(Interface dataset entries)
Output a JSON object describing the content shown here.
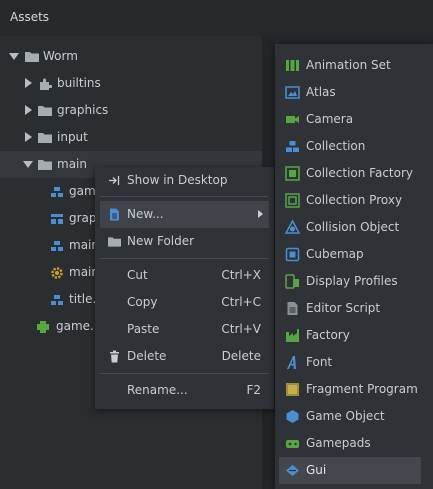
{
  "assets": {
    "title": "Assets",
    "tree": [
      {
        "label": "Worm",
        "icon": "folder-icon"
      },
      {
        "label": "builtins",
        "icon": "puzzle-icon"
      },
      {
        "label": "graphics",
        "icon": "folder-icon"
      },
      {
        "label": "input",
        "icon": "folder-icon"
      },
      {
        "label": "main",
        "icon": "folder-icon"
      },
      {
        "label": "gam",
        "icon": "collection-icon"
      },
      {
        "label": "grap",
        "icon": "gui-icon"
      },
      {
        "label": "main",
        "icon": "collection-icon"
      },
      {
        "label": "main",
        "icon": "script-gear-icon"
      },
      {
        "label": "title.",
        "icon": "collection-icon"
      },
      {
        "label": "game.p",
        "icon": "project-icon"
      }
    ]
  },
  "context_menu": {
    "show_in_desktop": "Show in Desktop",
    "new": "New...",
    "new_folder": "New Folder",
    "cut": "Cut",
    "cut_shortcut": "Ctrl+X",
    "copy": "Copy",
    "copy_shortcut": "Ctrl+C",
    "paste": "Paste",
    "paste_shortcut": "Ctrl+V",
    "delete": "Delete",
    "delete_shortcut": "Delete",
    "rename": "Rename...",
    "rename_shortcut": "F2"
  },
  "submenu": {
    "items": [
      "Animation Set",
      "Atlas",
      "Camera",
      "Collection",
      "Collection Factory",
      "Collection Proxy",
      "Collision Object",
      "Cubemap",
      "Display Profiles",
      "Editor Script",
      "Factory",
      "Font",
      "Fragment Program",
      "Game Object",
      "Gamepads",
      "Gui"
    ]
  },
  "colors": {
    "accent_blue": "#4a8fd4",
    "accent_green": "#55a744",
    "highlight": "#44484e"
  }
}
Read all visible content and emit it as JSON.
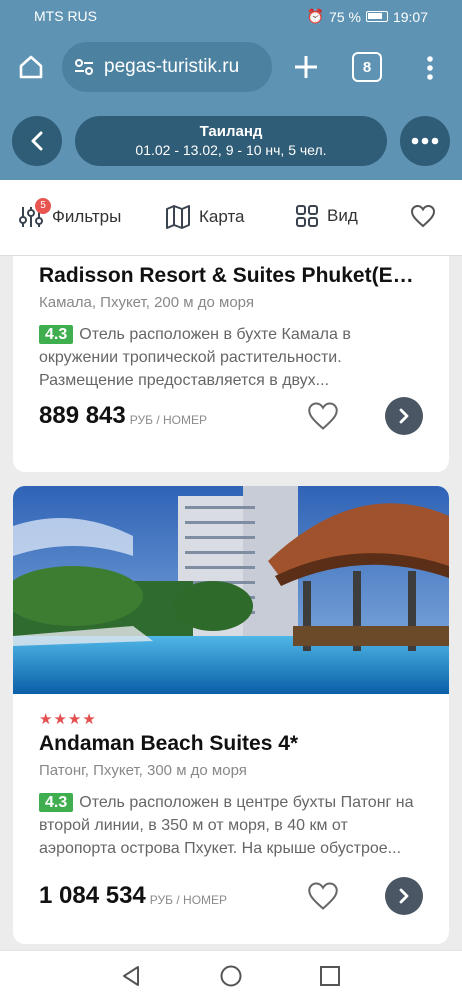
{
  "status": {
    "carrier": "MTS RUS",
    "battery": "75 %",
    "time": "19:07"
  },
  "browser": {
    "url": "pegas-turistik.ru",
    "tab_count": "8"
  },
  "search": {
    "destination": "Таиланд",
    "params": "01.02 - 13.02, 9 - 10 нч, 5 чел."
  },
  "filters": {
    "filter_label": "Фильтры",
    "filter_count": "5",
    "map_label": "Карта",
    "view_label": "Вид"
  },
  "hotels": [
    {
      "name": "Radisson Resort & Suites Phuket(Ex. S...",
      "location": "Камала, Пхукет, 200 м до моря",
      "rating": "4.3",
      "description": "Отель расположен в бухте Камала в окружении тропической растительности. Размещение предоставляется в двух...",
      "price": "889 843",
      "price_unit": "РУБ / НОМЕР"
    },
    {
      "stars": "★★★★",
      "name": "Andaman Beach Suites 4*",
      "location": "Патонг, Пхукет, 300 м до моря",
      "rating": "4.3",
      "description": "Отель расположен в центре бухты Патонг на второй линии, в 350 м от моря, в 40 км от аэропорта острова Пхукет. На крыше обустрое...",
      "price": "1 084 534",
      "price_unit": "РУБ / НОМЕР"
    }
  ],
  "colors": {
    "header_bg": "#5e93b3",
    "pill_bg": "#2f5c76",
    "rating_green": "#3fae4e",
    "star_red": "#e45050",
    "badge_red": "#e8544f"
  }
}
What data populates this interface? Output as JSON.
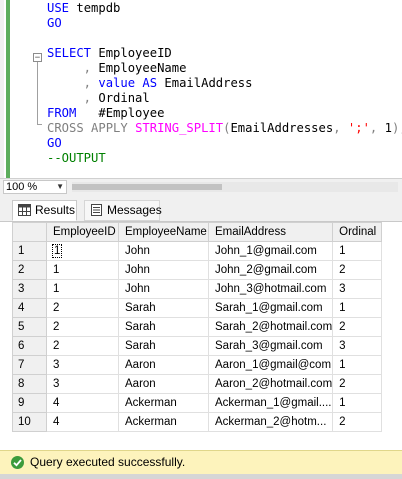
{
  "editor": {
    "lines": [
      {
        "parts": [
          {
            "t": "USE ",
            "c": "kw"
          },
          {
            "t": "tempdb",
            "c": ""
          }
        ]
      },
      {
        "parts": [
          {
            "t": "GO",
            "c": "kw"
          }
        ]
      },
      {
        "parts": []
      },
      {
        "parts": [
          {
            "t": "SELECT ",
            "c": "kw"
          },
          {
            "t": "EmployeeID",
            "c": ""
          }
        ]
      },
      {
        "parts": [
          {
            "t": "     , ",
            "c": "gray"
          },
          {
            "t": "EmployeeName",
            "c": ""
          }
        ]
      },
      {
        "parts": [
          {
            "t": "     , ",
            "c": "gray"
          },
          {
            "t": "value ",
            "c": "kw"
          },
          {
            "t": "AS ",
            "c": "kw"
          },
          {
            "t": "EmailAddress",
            "c": ""
          }
        ]
      },
      {
        "parts": [
          {
            "t": "     , ",
            "c": "gray"
          },
          {
            "t": "Ordinal",
            "c": ""
          }
        ]
      },
      {
        "parts": [
          {
            "t": "FROM   ",
            "c": "kw"
          },
          {
            "t": "#Employee",
            "c": ""
          }
        ]
      },
      {
        "parts": [
          {
            "t": "CROSS APPLY ",
            "c": "gray"
          },
          {
            "t": "STRING_SPLIT",
            "c": "fn"
          },
          {
            "t": "(",
            "c": "gray"
          },
          {
            "t": "EmailAddresses",
            "c": ""
          },
          {
            "t": ", ",
            "c": "gray"
          },
          {
            "t": "';'",
            "c": "str"
          },
          {
            "t": ", ",
            "c": "gray"
          },
          {
            "t": "1",
            "c": ""
          },
          {
            "t": ");",
            "c": "gray"
          }
        ]
      },
      {
        "parts": [
          {
            "t": "GO",
            "c": "kw"
          }
        ]
      },
      {
        "parts": [
          {
            "t": "--OUTPUT",
            "c": "cmt"
          }
        ]
      }
    ]
  },
  "zoom": {
    "value": "100 %"
  },
  "tabs": {
    "results": "Results",
    "messages": "Messages"
  },
  "grid": {
    "columns": [
      "EmployeeID",
      "EmployeeName",
      "EmailAddress",
      "Ordinal"
    ],
    "rows": [
      [
        "1",
        "1",
        "John",
        "John_1@gmail.com",
        "1"
      ],
      [
        "2",
        "1",
        "John",
        "John_2@gmail.com",
        "2"
      ],
      [
        "3",
        "1",
        "John",
        "John_3@hotmail.com",
        "3"
      ],
      [
        "4",
        "2",
        "Sarah",
        "Sarah_1@gmail.com",
        "1"
      ],
      [
        "5",
        "2",
        "Sarah",
        "Sarah_2@hotmail.com",
        "2"
      ],
      [
        "6",
        "2",
        "Sarah",
        "Sarah_3@gmail.com",
        "3"
      ],
      [
        "7",
        "3",
        "Aaron",
        "Aaron_1@gmail@com",
        "1"
      ],
      [
        "8",
        "3",
        "Aaron",
        "Aaron_2@hotmail.com",
        "2"
      ],
      [
        "9",
        "4",
        "Ackerman",
        "Ackerman_1@gmail....",
        "1"
      ],
      [
        "10",
        "4",
        "Ackerman",
        "Ackerman_2@hotm...",
        "2"
      ]
    ]
  },
  "status": {
    "text": "Query executed successfully."
  }
}
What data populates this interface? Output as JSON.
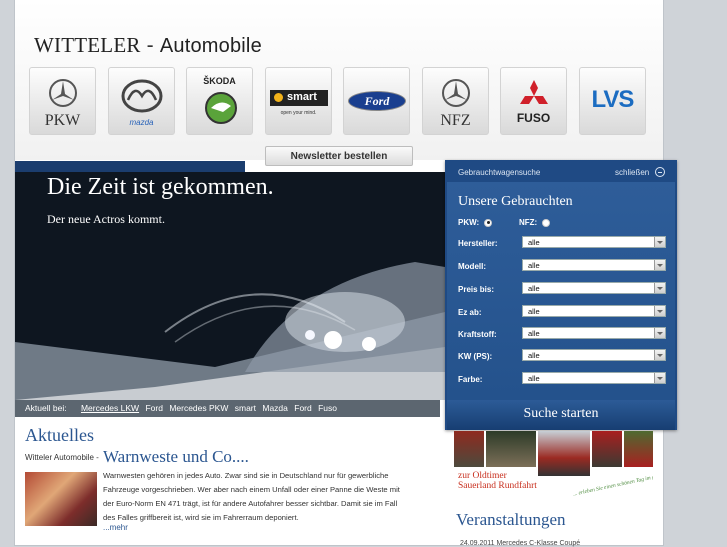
{
  "logo": {
    "part1": "WITTELER",
    "dash": " - ",
    "part2": "Automobile"
  },
  "brands": [
    {
      "name": "mercedes-pkw",
      "label": "PKW"
    },
    {
      "name": "mazda",
      "label": "mazda"
    },
    {
      "name": "skoda",
      "label": "ŠKODA"
    },
    {
      "name": "smart",
      "label": "smart",
      "sub": "open your mind."
    },
    {
      "name": "ford",
      "label": "Ford"
    },
    {
      "name": "mercedes-nfz",
      "label": "NFZ"
    },
    {
      "name": "fuso",
      "label": "FUSO"
    },
    {
      "name": "lvs",
      "label": "LVS"
    }
  ],
  "newsletter": {
    "label": "Newsletter bestellen"
  },
  "hero": {
    "headline": "Die Zeit ist gekommen.",
    "subline": "Der neue Actros kommt."
  },
  "crumbs": {
    "label": "Aktuell bei:",
    "items": [
      "Mercedes LKW",
      "Ford",
      "Mercedes PKW",
      "smart",
      "Mazda",
      "Ford",
      "Fuso"
    ]
  },
  "news": {
    "section": "Aktuelles",
    "source": "Witteler Automobile -",
    "title": "Warnweste und Co....",
    "text": "Warnwesten gehören in jedes Auto. Zwar sind sie in Deutschland nur für gewerbliche Fahrzeuge vorgeschrieben. Wer aber nach einem Unfall oder einer Panne die Weste mit der Euro-Norm EN 471 trägt, ist für andere Autofahrer besser sichtbar. Damit sie im Fall des Falles griffbereit ist, wird sie im Fahrerraum deponiert.",
    "more": "...mehr"
  },
  "search": {
    "header": "Gebrauchtwagensuche",
    "close": "schließen",
    "title": "Unsere Gebrauchten",
    "pkw": "PKW:",
    "nfz": "NFZ:",
    "fields": [
      {
        "label": "Hersteller:",
        "value": "alle"
      },
      {
        "label": "Modell:",
        "value": "alle"
      },
      {
        "label": "Preis bis:",
        "value": "alle"
      },
      {
        "label": "Ez ab:",
        "value": "alle"
      },
      {
        "label": "Kraftstoff:",
        "value": "alle"
      },
      {
        "label": "KW (PS):",
        "value": "alle"
      },
      {
        "label": "Farbe:",
        "value": "alle"
      }
    ],
    "button": "Suche starten"
  },
  "oldtimer": {
    "line1": "zur Oldtimer",
    "line2": "Sauerland Rundfahrt",
    "tagline": "... erleben Sie einen schönen Tag im grünen Sauerland."
  },
  "events": {
    "title": "Veranstaltungen",
    "row": "24.09.2011     Mercedes C-Klasse Coupé"
  },
  "colors": {
    "accent": "#2b5690",
    "panel": "#1f4a84"
  }
}
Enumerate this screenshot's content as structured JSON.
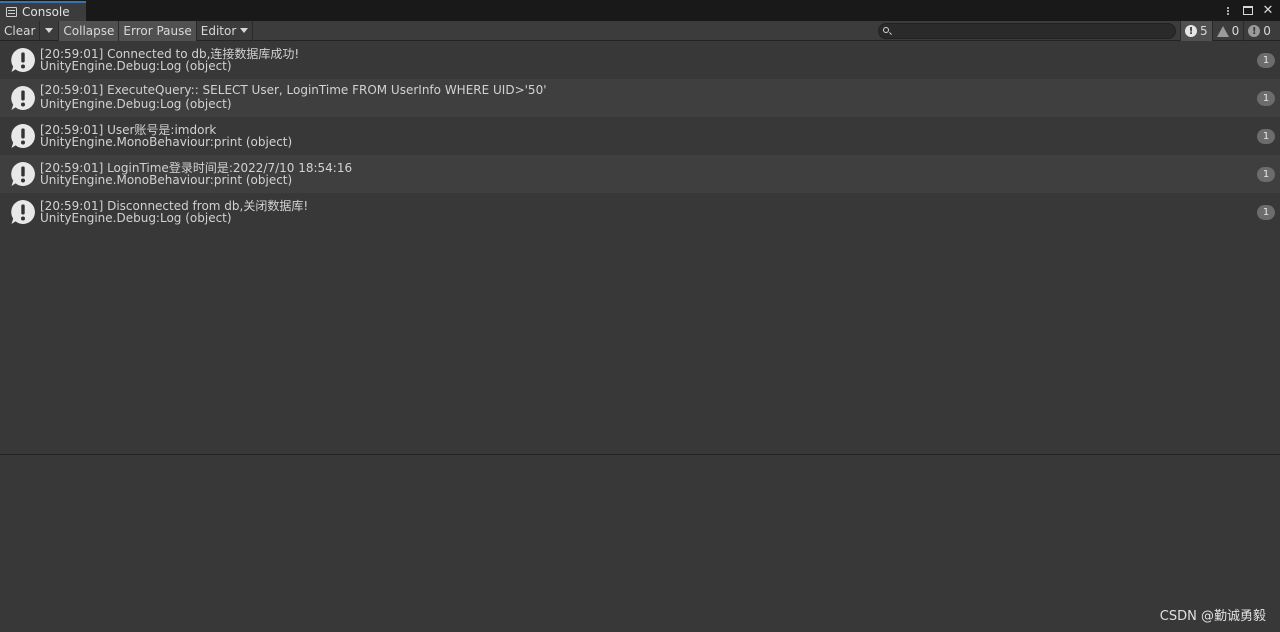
{
  "window": {
    "tab_title": "Console"
  },
  "toolbar": {
    "clear_label": "Clear",
    "collapse_label": "Collapse",
    "error_pause_label": "Error Pause",
    "editor_label": "Editor",
    "search_value": "",
    "info_count": "5",
    "warning_count": "0",
    "error_count": "0"
  },
  "logs": [
    {
      "line1": "[20:59:01] Connected to db,连接数据库成功!",
      "line2": "UnityEngine.Debug:Log (object)",
      "count": "1"
    },
    {
      "line1": "[20:59:01] ExecuteQuery:: SELECT User, LoginTime FROM UserInfo WHERE UID>'50'",
      "line2": "UnityEngine.Debug:Log (object)",
      "count": "1"
    },
    {
      "line1": "[20:59:01] User账号是:imdork",
      "line2": "UnityEngine.MonoBehaviour:print (object)",
      "count": "1"
    },
    {
      "line1": "[20:59:01] LoginTime登录时间是:2022/7/10 18:54:16",
      "line2": "UnityEngine.MonoBehaviour:print (object)",
      "count": "1"
    },
    {
      "line1": "[20:59:01] Disconnected from db,关闭数据库!",
      "line2": "UnityEngine.Debug:Log (object)",
      "count": "1"
    }
  ],
  "watermark": "CSDN @勤诚勇毅",
  "colors": {
    "background": "#383838",
    "toolbar": "#3c3c3c",
    "alt_row": "#3f3f3f",
    "tab_accent": "#3a72b0"
  }
}
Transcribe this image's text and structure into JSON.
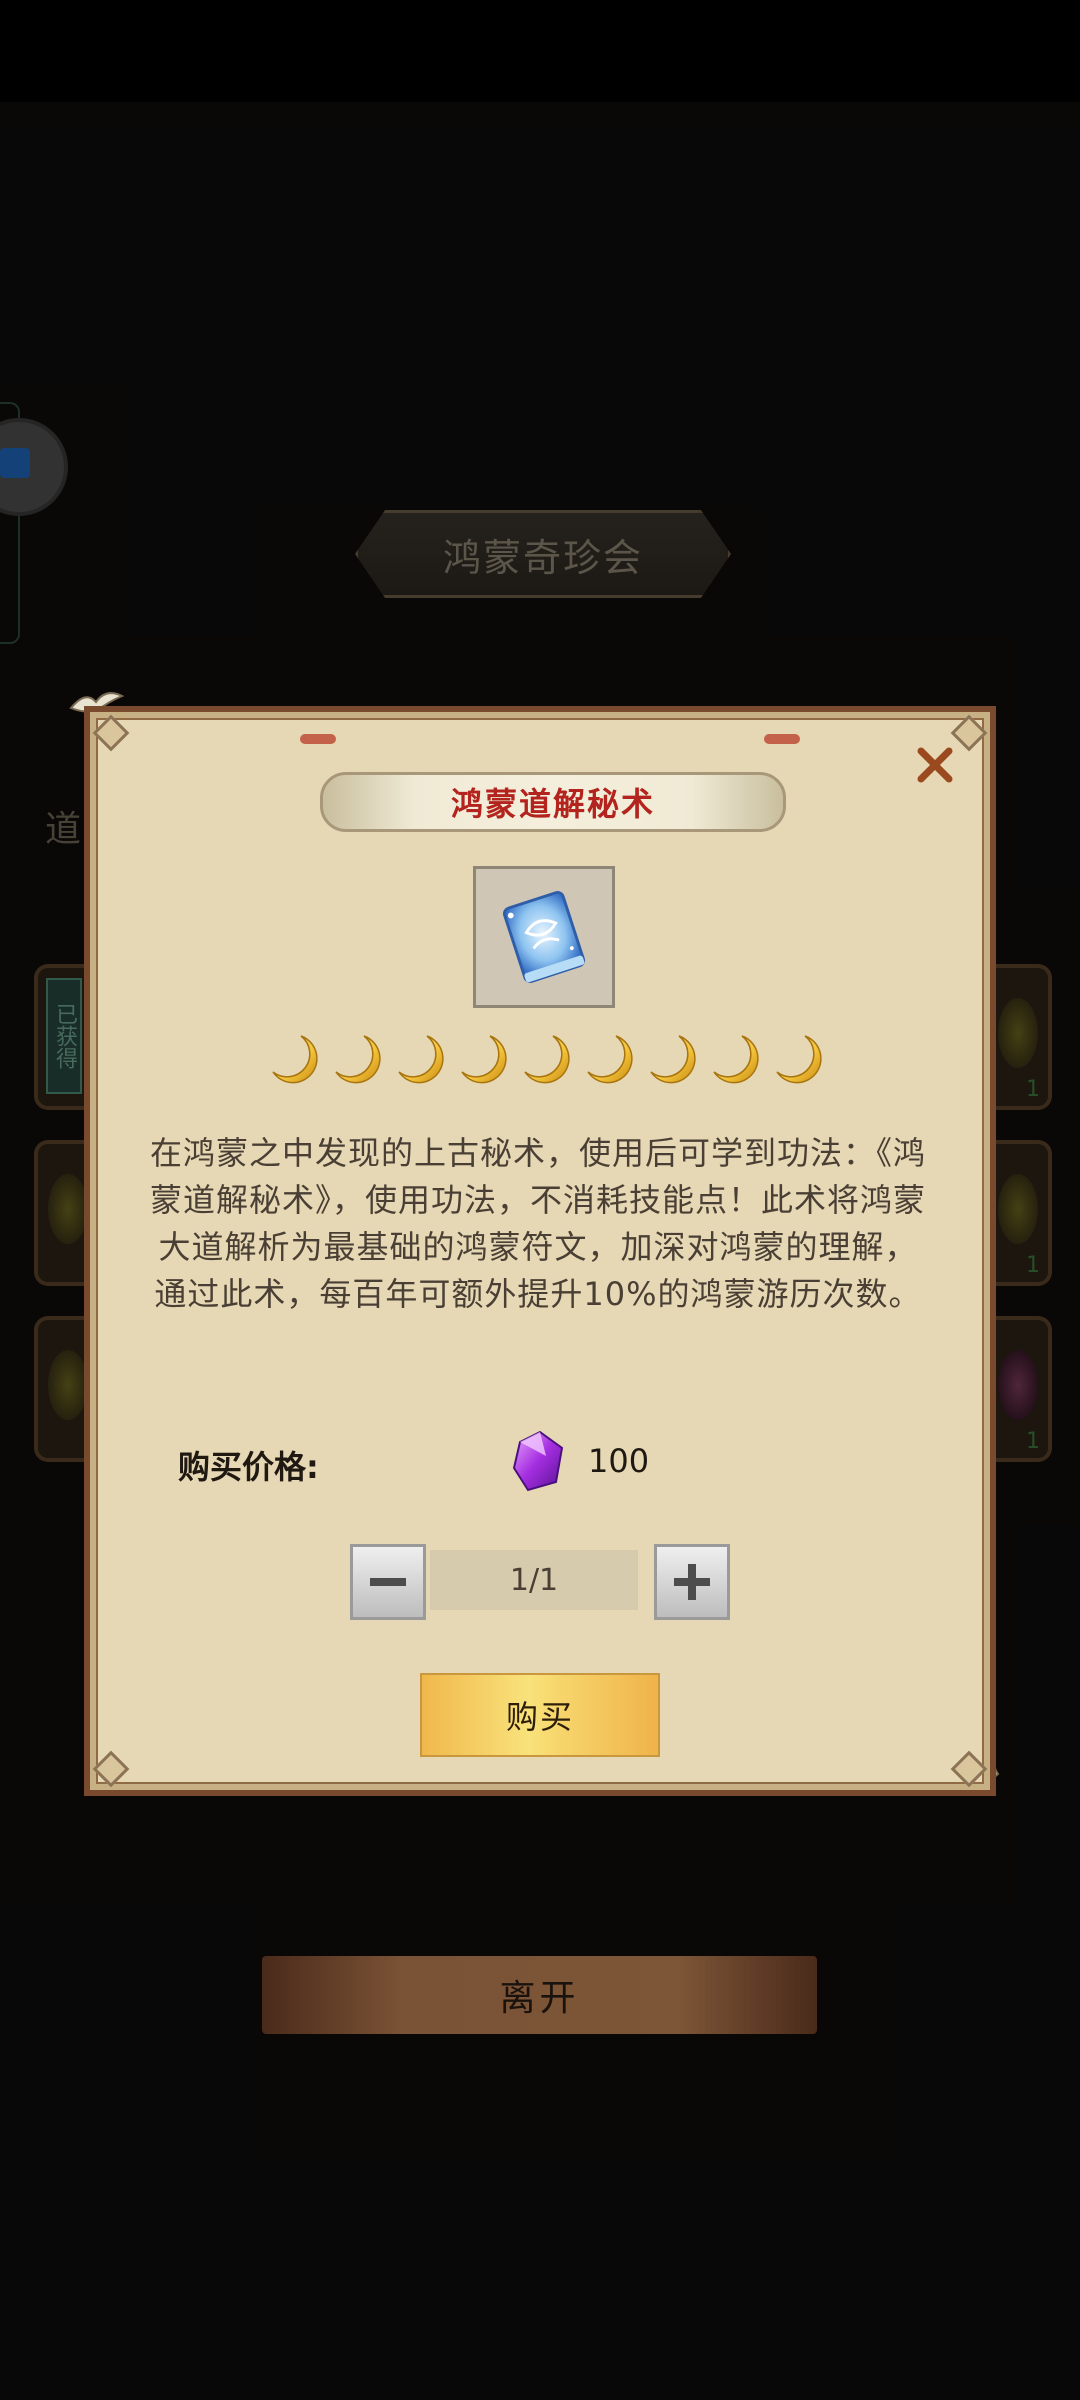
{
  "background": {
    "shop_title": "鸿蒙奇珍会",
    "left_label": "道",
    "obtained_badge": "已获得",
    "right_counts": [
      "1",
      "1",
      "1"
    ]
  },
  "dialog": {
    "item_name": "鸿蒙道解秘术",
    "star_count": 9,
    "description": "在鸿蒙之中发现的上古秘术，使用后可学到功法：《鸿蒙道解秘术》，使用功法，不消耗技能点！此术将鸿蒙大道解析为最基础的鸿蒙符文，加深对鸿蒙的理解，通过此术，每百年可额外提升10%的鸿蒙游历次数。",
    "price_label": "购买价格:",
    "price_value": "100",
    "quantity": "1/1",
    "buy_label": "购买",
    "icons": {
      "close": "close-icon",
      "currency": "purple-gem-icon",
      "item": "spell-book-icon",
      "star": "crescent-moon-icon"
    }
  },
  "footer": {
    "leave_label": "离开"
  },
  "colors": {
    "dialog_bg": "#e6d8b4",
    "title_red": "#b2241d",
    "buy_gold": "#f6d46a",
    "close_brown": "#9b4a1f"
  }
}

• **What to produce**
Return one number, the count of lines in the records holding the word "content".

• **Response area**
3